Although we moaned, groaned, and outright blubbered over difficulties encountered completing Encyclopedia of the Harlem Renaissance, the hardcore truth was we were two lit-geeks who would have been disappointed had there not been any major hurdles to overcome and thereby prove ourselves worthy of our ancestors' legacy. If ever any book was worth burning candles at ends we did not even have, it was the encyclopedia. Sandra trusted that I would pull through because I was somewhat younger and had energy enough to carry my multiple loads. I trusted she would pull through because she had one of the finest literary minds and most committed dispositions toward African-American literary culture I had ever encountered. Moreover, it was she who had invited me to join the project.
This is a framed news article titled "A legend’s place" written by Sandra L. West about Georgia civil rights icon W.W. Law. It hangs on the wall of the W.W. Law Center in Savannah, GA. The photo in the lower right corner is of West. The article was published in the Savannah Morning News Black History Month 1996.
The really big surprise was one that often stuns first-time authors. It was learning how much promotional work remained to be done after the writing was accomplished. That was also the fun part with Sandra taking on book signings and interviews up north while I did the same down south. Still, she emailed to remind me it was not enough that we had completed the history-making volume itself. We needed to record the history we were continuing to make through related activities:
"Aberjhani, we need to keep a running list of what we have done thus far. Especially since we have done a ton of public relations stuff ... I know you have been busy on your end and I would like to have at least one major list of things done ... because, you never know. Please plug in what you did... radio interview for Michael Porter and WBAI, the Gusby TV interview, signings, etc. We also need to plug in print reviews, and all those newspaper interviews of you.
By "line of defense" she meant irrefutable proof the success of the encyclopedia warranted additional printings and a revised, maybe expanded, second edition. The follow-up eventually would come in the form of InfoBase’s eBook of the title and its addition to publisher Facts On File's history database. Any plans on an updated edition to correspond with the current Harlem Renaissance centennial never surfaced. Given the significance of the 100th anniversary of the renaissance and the way numerous institutions are observing it around the globe, many thought an updated reissue was going to happen automatically. But the world of publishing in 2019 as impacted by social media and various Internet influencers is a far cry from what it once was. So in 2003 my co-author assigned herself the role of Team Encyclopedia scorekeeper and started recording notes like the following:

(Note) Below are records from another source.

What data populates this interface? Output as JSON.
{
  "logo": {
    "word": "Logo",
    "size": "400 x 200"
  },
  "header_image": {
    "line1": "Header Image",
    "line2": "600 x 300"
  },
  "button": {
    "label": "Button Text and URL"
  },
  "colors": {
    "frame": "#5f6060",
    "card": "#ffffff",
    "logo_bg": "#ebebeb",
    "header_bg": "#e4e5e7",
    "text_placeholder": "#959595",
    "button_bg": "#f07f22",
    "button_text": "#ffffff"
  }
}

SEPTEMBER 2003, BOOK SIGNING. Aberjhani & Sandra L. West host Book
Contemporary award-winning American author of classically-styled works in history, poetry, creative nonfiction, speculative fiction, and journalism.